# Harmonic Phase Sequences

In the last section, we saw how the 3rd harmonic and all of its integer multiples (collectively called *triplen* harmonics) generated by 120^{o} phase-shifted fundamental waveforms are actually in phase with each other. In a 60 Hz three-phase power system, where phases **A**, **B**, and **C** are 120^{o}
apart, the third-harmonic multiples of those frequencies (180 Hz) fall
perfectly into phase with each other.

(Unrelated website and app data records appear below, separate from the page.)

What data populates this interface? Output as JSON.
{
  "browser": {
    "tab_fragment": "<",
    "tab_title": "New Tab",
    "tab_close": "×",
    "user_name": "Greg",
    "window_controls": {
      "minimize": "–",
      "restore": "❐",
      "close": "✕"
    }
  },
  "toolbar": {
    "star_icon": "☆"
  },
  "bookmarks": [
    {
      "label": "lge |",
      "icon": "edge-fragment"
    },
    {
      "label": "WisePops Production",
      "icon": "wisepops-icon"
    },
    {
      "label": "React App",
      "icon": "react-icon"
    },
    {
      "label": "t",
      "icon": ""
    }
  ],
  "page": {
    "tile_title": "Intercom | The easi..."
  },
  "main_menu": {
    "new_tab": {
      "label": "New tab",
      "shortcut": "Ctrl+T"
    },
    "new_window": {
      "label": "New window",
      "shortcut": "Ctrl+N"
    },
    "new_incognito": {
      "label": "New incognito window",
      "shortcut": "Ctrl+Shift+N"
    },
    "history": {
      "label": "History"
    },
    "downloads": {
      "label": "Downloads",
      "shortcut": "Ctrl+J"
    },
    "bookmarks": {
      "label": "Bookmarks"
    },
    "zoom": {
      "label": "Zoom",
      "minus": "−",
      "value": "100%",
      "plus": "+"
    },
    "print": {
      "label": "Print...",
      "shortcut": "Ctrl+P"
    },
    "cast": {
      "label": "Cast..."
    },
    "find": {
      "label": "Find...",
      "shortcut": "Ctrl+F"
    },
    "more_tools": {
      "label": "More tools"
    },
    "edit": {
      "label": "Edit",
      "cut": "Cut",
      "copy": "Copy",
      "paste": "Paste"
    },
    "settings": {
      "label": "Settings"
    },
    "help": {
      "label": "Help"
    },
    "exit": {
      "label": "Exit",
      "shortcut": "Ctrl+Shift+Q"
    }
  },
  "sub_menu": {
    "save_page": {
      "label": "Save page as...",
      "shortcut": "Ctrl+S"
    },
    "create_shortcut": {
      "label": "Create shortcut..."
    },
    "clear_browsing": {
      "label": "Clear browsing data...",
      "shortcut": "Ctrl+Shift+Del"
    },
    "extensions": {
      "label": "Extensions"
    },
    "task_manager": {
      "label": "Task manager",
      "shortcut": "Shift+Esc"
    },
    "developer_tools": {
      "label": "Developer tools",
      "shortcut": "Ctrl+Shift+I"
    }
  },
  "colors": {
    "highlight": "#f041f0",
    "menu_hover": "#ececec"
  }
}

This can be thought of in
graphical terms, (Figure below) and/or in mathematical terms:

*Harmonic currents of Phases A, B, C all coincide, that is, no rotation.*

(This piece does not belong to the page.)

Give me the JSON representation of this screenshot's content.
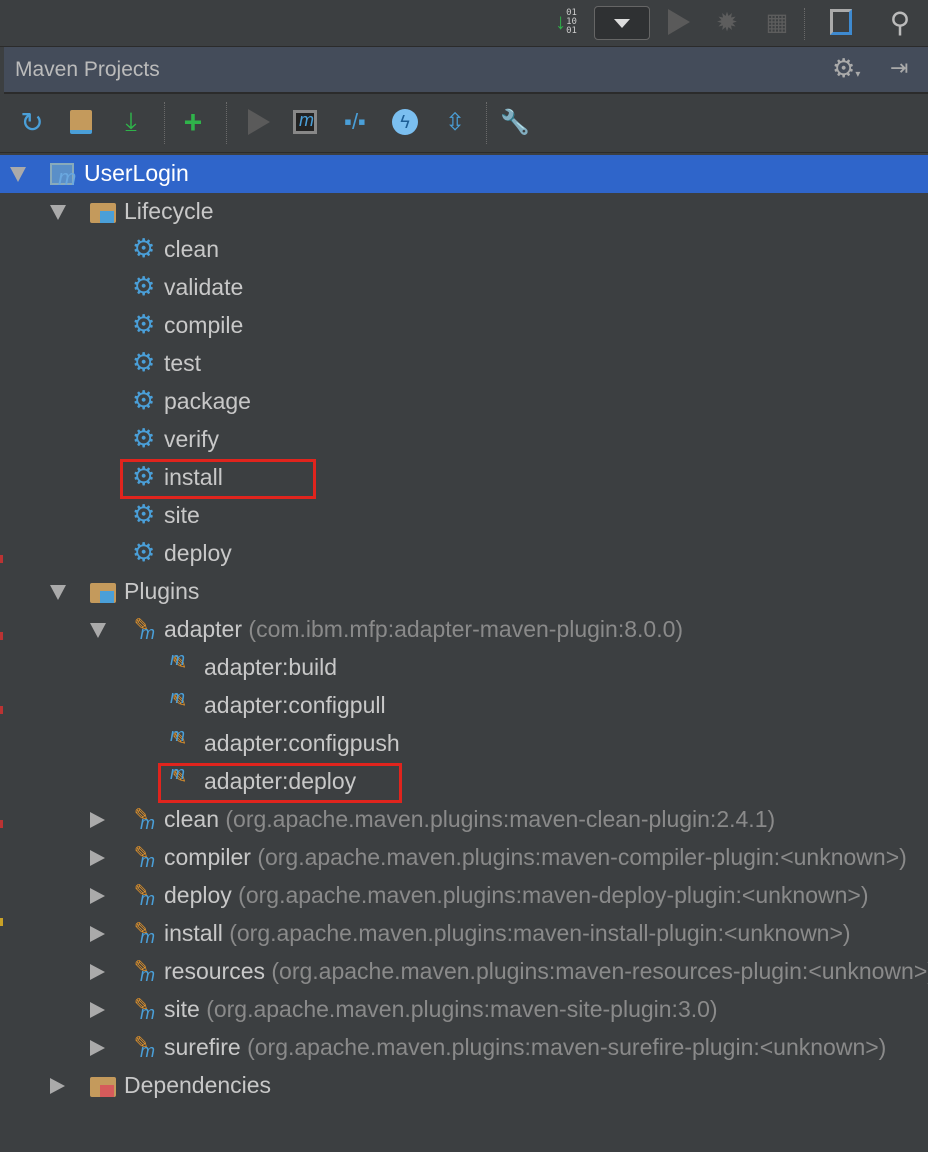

If we extend the mathematical table to include higher odd-numbered harmonics, we will notice an interesting pattern develop with regard to the rotation or sequence of the harmonic frequencies:

Harmonics such as the 7th, which “rotate” with the same sequence as the fundamental, are called *positive sequence*. Harmonics such as the 5th, which “rotate” in the opposite sequence as the fundamental, are called *negative sequence*.
Triplen harmonics (3rd and 9th shown in this table) which don't
“rotate” at all because they're in phase with each other, are called *zero sequence*.

This pattern of positive-zero-negative-positive continues indefinitely for all odd-numbered harmonics, lending itself to expression in a table like this:

Sequence especially matters when we're dealing with AC motors, since the
mechanical rotation of the rotor depends on the torque produced by the
sequential “rotation” of the applied 3-phase power. Positive-sequence
frequencies work to push the rotor in the proper direction, whereas
negative-sequence frequencies actually work *against* the direction
of the rotor's rotation. Zero-sequence frequencies neither contribute
to nor detract from the rotor's torque. An excess of negative-sequence
harmonics (5th, 11th, 17th, and/or 23rd) in the power supplied to a
three-phase AC motor will result in a degradation of performance and
possible overheating. Since the higher-order harmonics tend to be
attenuated more by system inductances and magnetic core losses, and
generally originate with less amplitude anyway, the primary harmonic of
concern is the 5th, which is 300 Hz in 60 Hz power systems and 250 Hz in
50 Hz power systems.